Some modular solutions are product neutral which means they can be used with pre-existing furniture and fixtures, extending the life of these elements. In yet another example of flexibility, one manufacturer’s walls have horizontal extrusions that can be used to hang cabinets, keeping furniture off the floor and making for more efficient and effective cleaning.
Sustainable Design Isn’t Just Green
A healthcare setting is meant to be a healing environment. There is a trend to designing less clinical-looking spaces, introducing opportunities for creating a more personal or homey feeling in individual patient rooms and admitting areas. Some modular walls can be customized without undermining hygienic requirements. Thoughtfully-designed and aesthetically-pleasing interiors are not only good for patients and their families; they improve the well-being of nursing staff as well.
There are two major budgets in every healthcare facility: capital and operating. Investing in an agile architectural solution with the capital budget brings financial benefits when operational changes require reconfiguration of the floor space or changes in how the walls are used. Unlike conventional drywall construction, modular walls with tile skins can be reused, repositioned and redeployed with the latest in technology.

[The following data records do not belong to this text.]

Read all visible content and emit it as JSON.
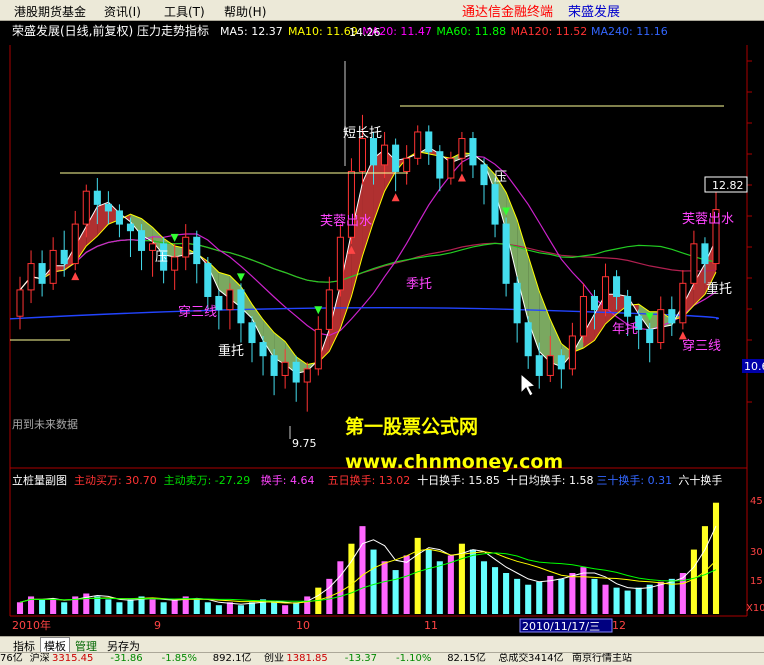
{
  "menu": {
    "items": [
      "港股期货基金",
      "资讯(I)",
      "工具(T)",
      "帮助(H)"
    ],
    "brand_left": "通达信金融终端",
    "brand_right": "荣盛发展"
  },
  "main_panel": {
    "title": "荣盛发展(日线,前复权) 压力走势指标",
    "ma_legend": [
      {
        "label": "MA5: 12.37",
        "color": "#ffffff"
      },
      {
        "label": "MA10: 11.69",
        "color": "#ffff00"
      },
      {
        "label": "MA20: 11.47",
        "color": "#ff00ff"
      },
      {
        "label": "MA60: 11.88",
        "color": "#00ff00"
      },
      {
        "label": "MA120: 11.52",
        "color": "#ff3333"
      },
      {
        "label": "MA240: 11.16",
        "color": "#3366ff"
      }
    ],
    "high_label": "14.26",
    "low_label": "9.75",
    "last_price": "12.82",
    "side_value": "10.6",
    "future_data_note": "用到未来数据",
    "annotations": [
      {
        "text": "压",
        "color": "#ffffff"
      },
      {
        "text": "穿三线",
        "color": "#ff44ff"
      },
      {
        "text": "重托",
        "color": "#ffffff"
      },
      {
        "text": "短长托",
        "color": "#ffffff"
      },
      {
        "text": "芙蓉出水",
        "color": "#ff44ff"
      },
      {
        "text": "季托",
        "color": "#ff44ff"
      },
      {
        "text": "压",
        "color": "#ffffff"
      },
      {
        "text": "年托",
        "color": "#ff44ff"
      },
      {
        "text": "芙蓉出水",
        "color": "#ff44ff"
      },
      {
        "text": "重托",
        "color": "#ffffff"
      },
      {
        "text": "穿三线",
        "color": "#ff44ff"
      }
    ]
  },
  "watermark": {
    "line1": "第一股票公式网",
    "line2": "www.chnmoney.com"
  },
  "sub_panel": {
    "title": "立桩量副图",
    "legend": [
      {
        "label": "主动买万: 30.70",
        "color": "#ff3333"
      },
      {
        "label": "主动卖万: -27.29",
        "color": "#00dd00"
      },
      {
        "label": "换手: 4.64",
        "color": "#ff44ff"
      },
      {
        "label": "五日换手: 13.02",
        "color": "#ff3333"
      },
      {
        "label": "十日换手: 15.85",
        "color": "#ffffff"
      },
      {
        "label": "十日均换手: 1.58",
        "color": "#ffffff"
      },
      {
        "label": "三十换手: 0.31",
        "color": "#3366ff"
      },
      {
        "label": "六十换手",
        "color": "#ffffff"
      }
    ],
    "axis_labels": [
      "45",
      "30",
      "15",
      "X10"
    ]
  },
  "time_axis": {
    "labels": [
      "2010年",
      "9",
      "10",
      "11",
      "12"
    ],
    "cursor_date": "2010/11/17/三"
  },
  "tabs": [
    "指标",
    "模板",
    "管理",
    "另存为"
  ],
  "status": [
    {
      "text": "76亿",
      "color": "#000000"
    },
    {
      "text": "沪深",
      "color": "#000000"
    },
    {
      "text": "3315.45",
      "color": "#cc0000"
    },
    {
      "text": "-31.86",
      "color": "#008800"
    },
    {
      "text": "-1.85%",
      "color": "#008800"
    },
    {
      "text": "892.1亿",
      "color": "#000000"
    },
    {
      "text": "创业",
      "color": "#000000"
    },
    {
      "text": "1381.85",
      "color": "#cc0000"
    },
    {
      "text": "-13.37",
      "color": "#008800"
    },
    {
      "text": "-1.10%",
      "color": "#008800"
    },
    {
      "text": "82.15亿",
      "color": "#000000"
    },
    {
      "text": "总成交",
      "color": "#000000"
    },
    {
      "text": "3414亿",
      "color": "#000000"
    },
    {
      "text": "南京行情主站",
      "color": "#000000"
    }
  ],
  "chart_data": {
    "type": "candlestick",
    "ylim": [
      9.0,
      15.2
    ],
    "y_high": 14.26,
    "y_low": 9.75,
    "last": 12.82,
    "candles": [
      [
        11.2,
        11.6,
        11.0,
        11.8
      ],
      [
        11.6,
        12.0,
        11.4,
        12.2
      ],
      [
        12.0,
        11.7,
        11.5,
        12.2
      ],
      [
        11.7,
        12.2,
        11.6,
        12.4
      ],
      [
        12.2,
        12.0,
        11.8,
        12.5
      ],
      [
        12.0,
        12.6,
        11.9,
        12.8
      ],
      [
        12.6,
        13.1,
        12.4,
        13.2
      ],
      [
        13.1,
        12.9,
        12.6,
        13.3
      ],
      [
        12.9,
        12.8,
        12.6,
        13.1
      ],
      [
        12.8,
        12.6,
        12.4,
        12.9
      ],
      [
        12.6,
        12.5,
        12.1,
        12.7
      ],
      [
        12.5,
        12.2,
        11.9,
        12.6
      ],
      [
        12.2,
        12.3,
        11.8,
        12.4
      ],
      [
        12.3,
        11.9,
        11.7,
        12.4
      ],
      [
        11.9,
        12.1,
        11.6,
        12.3
      ],
      [
        12.1,
        12.4,
        11.9,
        12.6
      ],
      [
        12.4,
        12.0,
        11.7,
        12.5
      ],
      [
        12.0,
        11.5,
        11.3,
        12.1
      ],
      [
        11.5,
        11.3,
        11.0,
        11.6
      ],
      [
        11.3,
        11.6,
        11.0,
        11.7
      ],
      [
        11.6,
        11.1,
        10.8,
        11.7
      ],
      [
        11.1,
        10.8,
        10.5,
        11.2
      ],
      [
        10.8,
        10.6,
        10.3,
        10.9
      ],
      [
        10.6,
        10.3,
        10.0,
        10.7
      ],
      [
        10.3,
        10.5,
        10.1,
        10.7
      ],
      [
        10.5,
        10.2,
        9.9,
        10.6
      ],
      [
        10.2,
        10.4,
        9.75,
        10.5
      ],
      [
        10.4,
        11.0,
        10.3,
        11.2
      ],
      [
        11.0,
        11.6,
        10.9,
        11.8
      ],
      [
        11.6,
        12.4,
        11.5,
        12.6
      ],
      [
        12.4,
        13.4,
        12.3,
        13.6
      ],
      [
        13.4,
        13.9,
        13.2,
        14.26
      ],
      [
        13.9,
        13.5,
        13.2,
        14.0
      ],
      [
        13.5,
        13.8,
        13.3,
        14.0
      ],
      [
        13.8,
        13.4,
        13.1,
        13.9
      ],
      [
        13.4,
        13.6,
        13.2,
        13.8
      ],
      [
        13.6,
        14.0,
        13.5,
        14.1
      ],
      [
        14.0,
        13.7,
        13.5,
        14.1
      ],
      [
        13.7,
        13.3,
        13.1,
        13.8
      ],
      [
        13.3,
        13.6,
        13.2,
        13.7
      ],
      [
        13.6,
        13.9,
        13.4,
        14.0
      ],
      [
        13.9,
        13.5,
        13.3,
        14.0
      ],
      [
        13.5,
        13.2,
        12.9,
        13.6
      ],
      [
        13.2,
        12.6,
        12.4,
        13.3
      ],
      [
        12.6,
        11.7,
        11.5,
        12.7
      ],
      [
        11.7,
        11.1,
        10.8,
        11.8
      ],
      [
        11.1,
        10.6,
        10.4,
        11.2
      ],
      [
        10.6,
        10.3,
        10.1,
        10.8
      ],
      [
        10.3,
        10.6,
        10.2,
        10.9
      ],
      [
        10.6,
        10.4,
        10.1,
        10.7
      ],
      [
        10.4,
        10.9,
        10.3,
        11.1
      ],
      [
        10.9,
        11.5,
        10.8,
        11.7
      ],
      [
        11.5,
        11.3,
        11.0,
        11.6
      ],
      [
        11.3,
        11.8,
        11.2,
        12.0
      ],
      [
        11.8,
        11.5,
        11.3,
        11.9
      ],
      [
        11.5,
        11.2,
        10.9,
        11.6
      ],
      [
        11.2,
        11.0,
        10.7,
        11.3
      ],
      [
        11.0,
        10.8,
        10.5,
        11.1
      ],
      [
        10.8,
        11.3,
        10.7,
        11.5
      ],
      [
        11.3,
        11.1,
        10.9,
        11.5
      ],
      [
        11.1,
        11.7,
        11.0,
        11.9
      ],
      [
        11.7,
        12.3,
        11.6,
        12.5
      ],
      [
        12.3,
        12.0,
        11.7,
        12.4
      ],
      [
        12.0,
        12.82,
        11.9,
        13.3
      ]
    ],
    "volumes": [
      4,
      6,
      5,
      5,
      4,
      6,
      7,
      6,
      5,
      4,
      5,
      6,
      5,
      4,
      5,
      6,
      5,
      4,
      3,
      4,
      3,
      4,
      5,
      4,
      3,
      4,
      6,
      9,
      12,
      18,
      24,
      30,
      22,
      18,
      15,
      20,
      26,
      22,
      18,
      20,
      24,
      22,
      18,
      16,
      14,
      12,
      10,
      11,
      13,
      12,
      14,
      16,
      12,
      10,
      9,
      8,
      9,
      10,
      11,
      12,
      14,
      22,
      30,
      38
    ],
    "highlight_volume_idx": [
      27,
      30,
      36,
      40,
      61,
      62,
      63
    ]
  }
}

Healthcare settings represent a long-term financial investment. High performance assemblies are preferred, together with material and construction choices that are smart investments. Pre-manufactured modular walls avoid the waste associated with conventional drywall construction and are reusable.
Reduce-reuse strategies are the ultimate in sustainability. The new LEED for Healthcare guidelines recognize modular walls as a credit in situations where at least 50 percent of interior walls are modular.
About the Author
Andrée Iffrig, LEED AP, is a graduate architect and writer at DIRTT Environmental Solutions. DIRTT―Doing It Right This Time―refers to creating sustainable interiors with agile architectural solutions. DIRTT manufactures pre-engineered modular walls used in building interiors as an alternative to conventional stud and drywall construction. DIRTT’s wall systems behave like built-in-situ walls. They are sturdy and carry plumbing, power and medical gas lines. Actual production of DIRTT walls results in less than five percent waste. Every effort is made to recycle waste materials. Wall assemblies are manufactured off-site and installations are speedy, with no negative impact on air quality; material usage is kept to a bare minimum. DIRTT has two manufacturing plants, in Calgary, Alberta and Savannah, Georgia. Andrée Iffrig, LEED AP – Tel. 403-450-7617 – Email: firstname.lastname@example.org / www.dirtt.net